Traditionally Easter weekend marks the start of the gardening year. For most people this means a trip to the garden centre to stock up on bedding plants, lawn feed and a pot of daffodils. At the community allotment it means digging, and more digging.
In a last push to get things ready for the planting season Easter weekend was designated ‘big dig’ weekend. Volunteers were urged to turn up on both Saturday and Monday from 11.30 onward to get all the remaining beds dug over and the manure and compost that has been sitting on them over winter dug in.
I’m writing this on Easter Monday, which has been a total wash out, with no chance of doing anything at the allotment, but happily Saturday did see some activity. It was another chilly day with an Easterly wind (no snow this time at least). Nevertheless, Spring was definitely in the air at last; the Primroses in the orchard were looking lovely and a pair of Great Tits were travelling busily back and forth preparing their nest in one of the boxes among the trees.
The scheduled start time for the big dig had come and gone by the time Sam made her appearance, having spent the previous two hours trying to get the fire going, past guidance on how this is best accomplished having failed to have the desired outcome. No matter, she arrived just in time for lunch (which is just as well, since failing to light fires can be a wearisome business). The highlights of the meal were Linda’s Hot Cross buns. These were greatly appreciated by everyone, but especially by Barney, whose comment on the magnificence of Linda’s buns provoked much sniggering and general ‘Carry On’.

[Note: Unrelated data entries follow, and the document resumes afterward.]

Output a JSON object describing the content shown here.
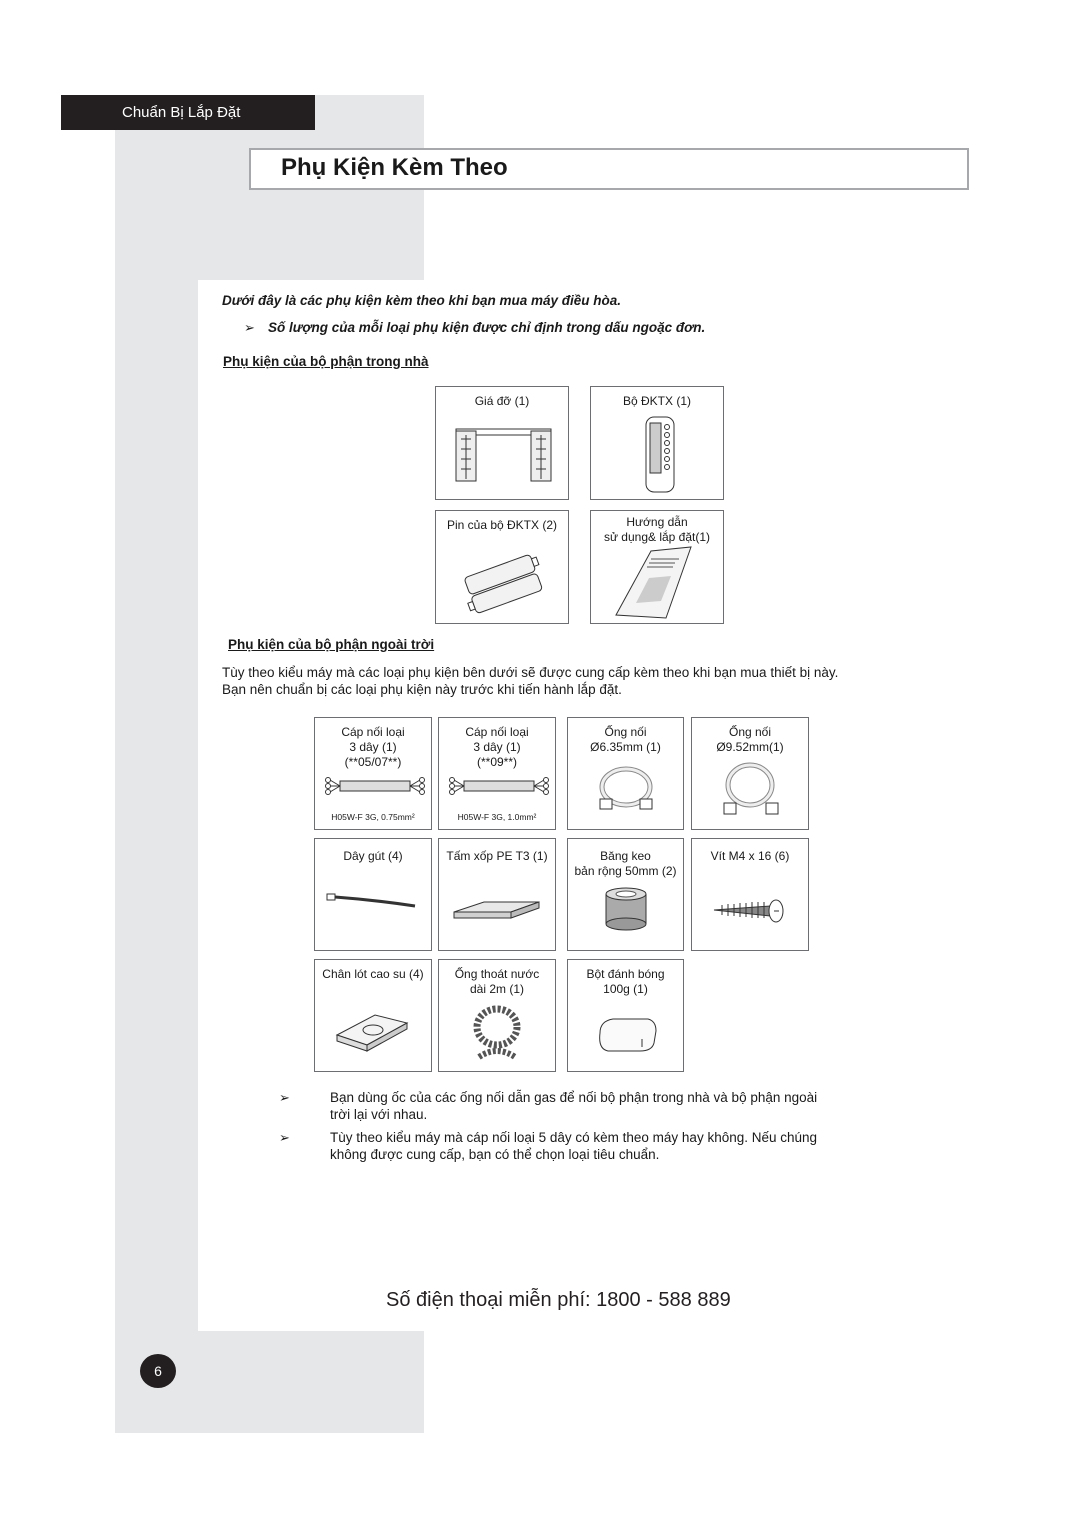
{
  "header": {
    "section_tab": "Chuẩn Bị Lắp Đặt",
    "title": "Phụ Kiện Kèm Theo"
  },
  "intro": {
    "line1": "Dưới đây là các phụ kiện kèm theo khi bạn mua máy điều hòa.",
    "arrow": "➢",
    "line2": "Số lượng của mỗi loại phụ kiện được chỉ định trong dấu ngoặc đơn."
  },
  "indoor": {
    "heading": "Phụ kiện của bộ phận trong nhà",
    "items": [
      {
        "label": "Giá đỡ (1)",
        "icon": "bracket-icon"
      },
      {
        "label": "Bộ ĐKTX (1)",
        "icon": "remote-control-icon"
      },
      {
        "label": "Pin của bộ ĐKTX (2)",
        "icon": "batteries-icon"
      },
      {
        "label": "Hướng dẫn\nsử dụng& lắp đặt(1)",
        "icon": "manual-icon"
      }
    ]
  },
  "outdoor": {
    "heading": "Phụ kiện của bộ phận ngoài trời",
    "description_line1": "Tùy theo kiểu máy mà các loại phụ kiện bên dưới sẽ được cung cấp kèm theo khi bạn mua thiết bị này.",
    "description_line2": "Bạn nên chuẩn bị các loại phụ kiện này trước khi tiến hành lắp đặt.",
    "items": [
      {
        "label": "Cáp nối loại\n3 dây (1)\n(**05/07**)",
        "spec": "H05W-F 3G, 0.75mm²",
        "icon": "cable-icon"
      },
      {
        "label": "Cáp nối loại\n3 dây (1)\n(**09**)",
        "spec": "H05W-F 3G, 1.0mm²",
        "icon": "cable-icon"
      },
      {
        "label": "Ống nối\nØ6.35mm (1)",
        "icon": "pipe-icon"
      },
      {
        "label": "Ống nối\nØ9.52mm(1)",
        "icon": "pipe-icon"
      },
      {
        "label": "Dây gút (4)",
        "icon": "cable-tie-icon"
      },
      {
        "label": "Tấm xốp PE T3 (1)",
        "icon": "foam-sheet-icon"
      },
      {
        "label": "Băng keo\nbản rộng 50mm (2)",
        "icon": "tape-roll-icon"
      },
      {
        "label": "Vít M4 x 16 (6)",
        "icon": "screw-icon"
      },
      {
        "label": "Chân lót cao su (4)",
        "icon": "rubber-foot-icon"
      },
      {
        "label": "Ống thoát nước\ndài 2m (1)",
        "icon": "drain-hose-icon"
      },
      {
        "label": "Bột đánh bóng\n100g (1)",
        "icon": "putty-icon"
      }
    ]
  },
  "notes": [
    {
      "arrow": "➢",
      "line1": "Bạn dùng ốc của các ống nối dẫn gas để nối bộ phận trong nhà và bộ phận ngoài",
      "line2": "trời lại với nhau."
    },
    {
      "arrow": "➢",
      "line1": "Tùy theo kiểu máy mà cáp nối loại 5 dây có kèm theo máy hay không. Nếu chúng",
      "line2": "không được cung cấp, bạn có thể chọn loại tiêu chuẩn."
    }
  ],
  "footer": {
    "phone": "Số điện thoại miễn phí: 1800 - 588 889",
    "page_number": "6"
  }
}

After lunch work continued (or in Sam’s case, began). Most of the digging was done by Barney and Andrew while Sam and Linda worked on distributing the remaining weed compost. It was in the course of this latter activity that the alcoholic voles were discovered. Finding voles in the compost bins is not unusual – it’s a nice warm place to spend the winter, if you’re a vole. This year’s voles, however, have taken a liking to rotting, fermenting apples. Fermenting fruit, of course, develops an alcoholic content, so in the interests of public order and vole health Linda had already removed the apples from the voles’ compost bin. On re-opening it, however, it was clear that the voles had been busily re-establishing their stash. Linda removed the apples again but the clever money says the apples will be back by next week. The voles have clearly already developed a habit.
Apples temporarily re-located, Sam and Linda got on with compost distribution. Sam was allowed to dig the compost out of the bin and help spread it on the beds but Linda took charge of wheelbarrow pushing. Sam has been banned from the latter role on health and safety grounds since the time that she tried to tip some manure onto a raised bed and tipped herself onto it instead.
Compost spreading completed, Barney said that he thought one of the raised beds was over-full and needed lowering (see previous post). Sam decided it was time to go home and check that the fire was alright.